-- Data supplied follows --
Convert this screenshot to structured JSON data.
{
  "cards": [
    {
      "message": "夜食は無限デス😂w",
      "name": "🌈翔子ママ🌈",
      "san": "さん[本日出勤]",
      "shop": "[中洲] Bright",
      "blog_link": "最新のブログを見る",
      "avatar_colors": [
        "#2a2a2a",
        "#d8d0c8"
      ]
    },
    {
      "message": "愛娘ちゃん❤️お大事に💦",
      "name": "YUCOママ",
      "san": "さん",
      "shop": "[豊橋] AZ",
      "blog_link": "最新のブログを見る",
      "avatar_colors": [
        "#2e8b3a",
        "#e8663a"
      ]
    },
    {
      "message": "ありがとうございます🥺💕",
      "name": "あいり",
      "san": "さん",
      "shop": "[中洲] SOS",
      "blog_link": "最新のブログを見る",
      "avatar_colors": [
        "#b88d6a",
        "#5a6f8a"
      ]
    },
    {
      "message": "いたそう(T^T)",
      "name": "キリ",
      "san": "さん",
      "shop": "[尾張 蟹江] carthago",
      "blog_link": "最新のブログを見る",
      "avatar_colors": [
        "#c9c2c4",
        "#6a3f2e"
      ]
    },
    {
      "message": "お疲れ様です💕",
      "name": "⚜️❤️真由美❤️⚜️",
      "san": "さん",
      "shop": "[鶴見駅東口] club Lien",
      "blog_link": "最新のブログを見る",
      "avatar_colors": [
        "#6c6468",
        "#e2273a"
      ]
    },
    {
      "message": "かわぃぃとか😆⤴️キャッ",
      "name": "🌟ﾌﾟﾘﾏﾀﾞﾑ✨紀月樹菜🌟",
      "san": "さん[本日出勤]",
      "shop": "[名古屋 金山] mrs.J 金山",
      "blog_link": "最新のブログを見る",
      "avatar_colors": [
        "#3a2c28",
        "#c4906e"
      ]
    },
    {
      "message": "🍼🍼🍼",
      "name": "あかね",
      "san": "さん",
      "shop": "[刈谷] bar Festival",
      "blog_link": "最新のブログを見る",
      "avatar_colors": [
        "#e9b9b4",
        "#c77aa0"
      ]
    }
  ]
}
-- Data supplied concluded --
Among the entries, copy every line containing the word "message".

      "message": "夜食は無限デス😂w",
      "message": "愛娘ちゃん❤️お大事に💦",
      "message": "ありがとうございます🥺💕",
      "message": "いたそう(T^T)",
      "message": "お疲れ様です💕",
      "message": "かわぃぃとか😆⤴️キャッ",
      "message": "🍼🍼🍼",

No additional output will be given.